WHAT IS REQUIRED
Search each line of the data for the word "Камиль"; copy every line where it is found.

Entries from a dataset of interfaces
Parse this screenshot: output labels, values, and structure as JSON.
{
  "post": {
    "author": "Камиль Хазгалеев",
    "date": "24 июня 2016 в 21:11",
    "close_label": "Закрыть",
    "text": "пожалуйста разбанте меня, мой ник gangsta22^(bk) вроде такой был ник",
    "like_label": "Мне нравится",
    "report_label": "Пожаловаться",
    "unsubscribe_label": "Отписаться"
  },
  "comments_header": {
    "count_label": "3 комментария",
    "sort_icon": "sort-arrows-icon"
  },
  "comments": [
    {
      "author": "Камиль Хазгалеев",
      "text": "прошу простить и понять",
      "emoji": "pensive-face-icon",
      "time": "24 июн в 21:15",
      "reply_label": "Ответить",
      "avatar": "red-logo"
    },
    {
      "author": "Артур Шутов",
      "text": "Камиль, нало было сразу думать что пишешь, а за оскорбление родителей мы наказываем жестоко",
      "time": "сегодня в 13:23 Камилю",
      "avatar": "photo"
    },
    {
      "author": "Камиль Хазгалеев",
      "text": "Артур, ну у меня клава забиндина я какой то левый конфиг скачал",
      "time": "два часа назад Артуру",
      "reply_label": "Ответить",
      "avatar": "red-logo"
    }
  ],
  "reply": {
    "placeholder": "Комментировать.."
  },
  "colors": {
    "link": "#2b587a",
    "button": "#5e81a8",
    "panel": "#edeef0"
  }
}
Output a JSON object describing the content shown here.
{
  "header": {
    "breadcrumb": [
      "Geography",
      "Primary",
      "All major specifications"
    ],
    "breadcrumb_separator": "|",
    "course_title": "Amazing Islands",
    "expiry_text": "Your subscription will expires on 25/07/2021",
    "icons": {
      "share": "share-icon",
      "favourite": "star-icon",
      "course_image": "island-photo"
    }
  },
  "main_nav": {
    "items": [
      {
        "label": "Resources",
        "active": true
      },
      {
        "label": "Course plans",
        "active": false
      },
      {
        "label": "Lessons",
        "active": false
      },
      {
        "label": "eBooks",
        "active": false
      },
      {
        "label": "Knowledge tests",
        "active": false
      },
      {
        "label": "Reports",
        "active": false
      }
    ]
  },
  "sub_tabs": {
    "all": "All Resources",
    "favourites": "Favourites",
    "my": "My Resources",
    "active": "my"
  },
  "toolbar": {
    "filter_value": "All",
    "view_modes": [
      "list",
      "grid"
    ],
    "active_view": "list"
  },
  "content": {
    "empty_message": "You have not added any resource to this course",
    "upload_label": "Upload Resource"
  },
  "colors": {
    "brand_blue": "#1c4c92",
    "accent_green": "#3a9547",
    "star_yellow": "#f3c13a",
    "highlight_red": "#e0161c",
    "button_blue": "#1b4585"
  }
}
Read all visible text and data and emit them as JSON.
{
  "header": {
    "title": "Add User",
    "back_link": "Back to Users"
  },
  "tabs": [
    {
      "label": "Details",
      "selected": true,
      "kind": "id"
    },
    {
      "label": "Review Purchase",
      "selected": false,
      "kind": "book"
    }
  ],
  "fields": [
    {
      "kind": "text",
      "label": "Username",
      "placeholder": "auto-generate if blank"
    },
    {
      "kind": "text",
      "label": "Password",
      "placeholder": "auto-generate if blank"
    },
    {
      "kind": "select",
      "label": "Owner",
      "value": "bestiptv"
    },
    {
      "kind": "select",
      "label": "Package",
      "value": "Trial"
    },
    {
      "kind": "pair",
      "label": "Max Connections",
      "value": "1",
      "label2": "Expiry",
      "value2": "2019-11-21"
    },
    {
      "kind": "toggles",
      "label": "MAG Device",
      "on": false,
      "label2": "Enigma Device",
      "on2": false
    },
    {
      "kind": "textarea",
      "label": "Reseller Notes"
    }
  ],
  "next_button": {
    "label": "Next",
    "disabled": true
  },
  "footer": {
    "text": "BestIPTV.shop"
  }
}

RESULT BELOW
    "author": "Камиль Хазгалеев",
      "author": "Камиль Хазгалеев",
      "text": "Камиль, нало было сразу думать что пишешь, а за оскорбление родителей мы наказываем жестоко",
      "author": "Камиль Хазгалеев",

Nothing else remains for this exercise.